‘Not a Recipe for Artistic Renewal’: The IP taking over Hollywood
“People who are nothing like us rescuing a world that is nothing like ours...”
I'm going to miss the print New Yorker when it goes. This is the online hed/sub for Stephen Metcalf's piece on what has happened to Hollywood and the movie-star system in the age of the superhero film. It's straightforward. It's a straight arrow:
How Superheroes Made Movie Stars Expendable
The Hollywood overhauls that got us from Bogart to Batman.
Here it is in print:
How superheroes killed the movie star.
How perfect is that? Succinct, clever, resonant. It's both The Thing's longtime catchphrase and what superheroes—though not the Fantastic Four, interestingly—have made of traditional movie stars. Because it's open-ended, it also makes you wonder what else is getting clobbered? What other parts of our lives? The online headline is specific and designed to get clicks. It's actually part of the problem the article is delineating.
I was actually dismissive of the piece before I read it. I was like “No shit, Sherlock, we were all writing about this 10 years ago.” The early going didn't help much. Metcalf calls it a “startling fact” that the biggest movie in China in 2005, “Harry Potter and the Goblet of Fire,” pulled in just $12 mil vs. nearly $400 million for last year's “Fast and Furious” sequel. Startling ... unless you read me. More, “Fast & Furious” was only the second-biggest hit in China last year. The biggest, “Wolf Warrior II,” grossed half a billion dollars more.
But then, in reviewing four books (The Big Picture“ by Ben Fritz; You‘re Only as Good as Your Next One” by Mike Medavoy; “Powerhouse: The Untold Story of Hollywood’s Creative Artists Agency” by James Andrew Miller; and “Representing Talent” by Violaine Roussel), Metcalf gives a great overview of the various stages of the star system, and who held power in Hollywood during those stages: from Thalberg to U.S. v. Paramount to the rise of the super-agent. Who could force the cut-rate on whom? It used to be studios on the theaters: If you want this A picture you need to pick up these three B pictures. Then it became the agencies over the studios: If you want this A star, you need to hire these three B- or C-list clients.
Now the hot hand is the intellectual property—divorced from the star. The power is in the copyright. And the powerless? Those without IP, as “The Big Picture” makes apparent. Also maybe us. “Today,” Metcalf writes, “the major franchises are commercially invulnerable because they offer up proprietary universes that their legions of fans are desperate to reënter on almost any terms.” This, too, will fade, though, because everything does. We can't be desperate forever.
Metcalf closes well.
The quality of film acting has never been higher, and there is still a craft in scriptwriting and directing that makes one regularly bow in awe. But a minimal standard of human relatability is not being met, on a routine basis, in the medium's most dominant genre.
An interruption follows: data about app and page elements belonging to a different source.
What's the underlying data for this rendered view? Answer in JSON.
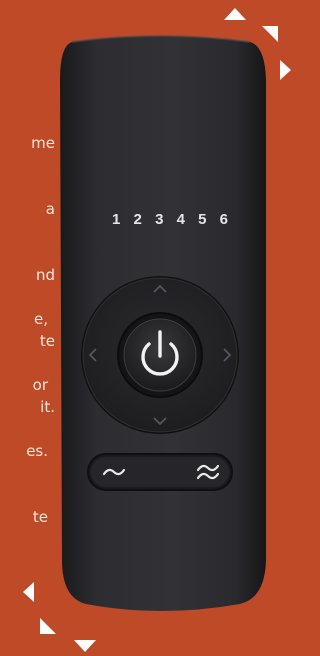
{
  "background": {
    "color": "#bf4a28",
    "text_lines_1": [
      "me",
      "a",
      "nd",
      "te",
      "it."
    ],
    "text_lines_2": [
      "e,",
      "or",
      "es.",
      "te"
    ]
  },
  "remote": {
    "body_color": "#2a2a2e",
    "preset_labels": [
      "1",
      "2",
      "3",
      "4",
      "5",
      "6"
    ],
    "icons": {
      "power": "power-icon",
      "up": "chevron-up-icon",
      "down": "chevron-down-icon",
      "left": "chevron-left-icon",
      "right": "chevron-right-icon",
      "wave_low": "tilde-wave-icon",
      "wave_high": "double-wave-icon"
    }
  }
}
People who are nothing like us rescuing a world that is nothing like ours is not a recipe for artistic renewal. ...
The benchmark for a good movie was once coherence, and this meant more than a competently executed three-act script. It meant the unity of story with character, of character with star persona. The whole shebang was given life by a highly improbable marriage between our narcissism and our idealism. In this model, the movie theatre was a special kind of institution, where a primitive instinct for action and drama came together with a desire to banish our residual cruelty, if for no other reason than that it wouldn't play.
Hollywood was always called a dream factory. One wonders what kind of world we might create if we all woke up.